(DATA)
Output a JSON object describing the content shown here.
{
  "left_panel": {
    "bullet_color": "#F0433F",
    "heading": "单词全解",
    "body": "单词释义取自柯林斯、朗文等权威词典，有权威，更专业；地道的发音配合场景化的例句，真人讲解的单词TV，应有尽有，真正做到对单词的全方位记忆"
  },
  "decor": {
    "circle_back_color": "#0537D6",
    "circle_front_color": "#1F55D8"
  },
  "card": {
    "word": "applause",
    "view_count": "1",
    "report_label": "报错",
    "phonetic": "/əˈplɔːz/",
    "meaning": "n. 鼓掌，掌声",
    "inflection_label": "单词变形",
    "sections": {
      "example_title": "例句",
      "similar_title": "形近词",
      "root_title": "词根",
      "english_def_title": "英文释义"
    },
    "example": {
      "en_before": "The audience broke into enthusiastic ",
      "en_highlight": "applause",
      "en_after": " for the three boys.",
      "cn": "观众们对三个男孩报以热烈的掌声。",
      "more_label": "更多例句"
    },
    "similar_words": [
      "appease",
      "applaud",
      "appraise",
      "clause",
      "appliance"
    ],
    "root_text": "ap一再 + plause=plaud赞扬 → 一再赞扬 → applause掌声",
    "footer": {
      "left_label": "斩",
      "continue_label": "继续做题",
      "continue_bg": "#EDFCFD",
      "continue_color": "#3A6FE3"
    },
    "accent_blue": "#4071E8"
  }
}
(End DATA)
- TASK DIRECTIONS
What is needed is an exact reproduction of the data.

- TASK RESULT
Output a JSON object describing the content shown here.
{
  "left_panel": {
    "bullet_color": "#F0433F",
    "heading": "单词全解",
    "body": "单词释义取自柯林斯、朗文等权威词典，有权威，更专业；地道的发音配合场景化的例句，真人讲解的单词TV，应有尽有，真正做到对单词的全方位记忆"
  },
  "decor": {
    "circle_back_color": "#0537D6",
    "circle_front_color": "#1F55D8"
  },
  "card": {
    "word": "applause",
    "view_count": "1",
    "report_label": "报错",
    "phonetic": "/əˈplɔːz/",
    "meaning": "n. 鼓掌，掌声",
    "inflection_label": "单词变形",
    "sections": {
      "example_title": "例句",
      "similar_title": "形近词",
      "root_title": "词根",
      "english_def_title": "英文释义"
    },
    "example": {
      "en_before": "The audience broke into enthusiastic ",
      "en_highlight": "applause",
      "en_after": " for the three boys.",
      "cn": "观众们对三个男孩报以热烈的掌声。",
      "more_label": "更多例句"
    },
    "similar_words": [
      "appease",
      "applaud",
      "appraise",
      "clause",
      "appliance"
    ],
    "root_text": "ap一再 + plause=plaud赞扬 → 一再赞扬 → applause掌声",
    "footer": {
      "left_label": "斩",
      "continue_label": "继续做题",
      "continue_bg": "#EDFCFD",
      "continue_color": "#3A6FE3"
    },
    "accent_blue": "#4071E8"
  }
}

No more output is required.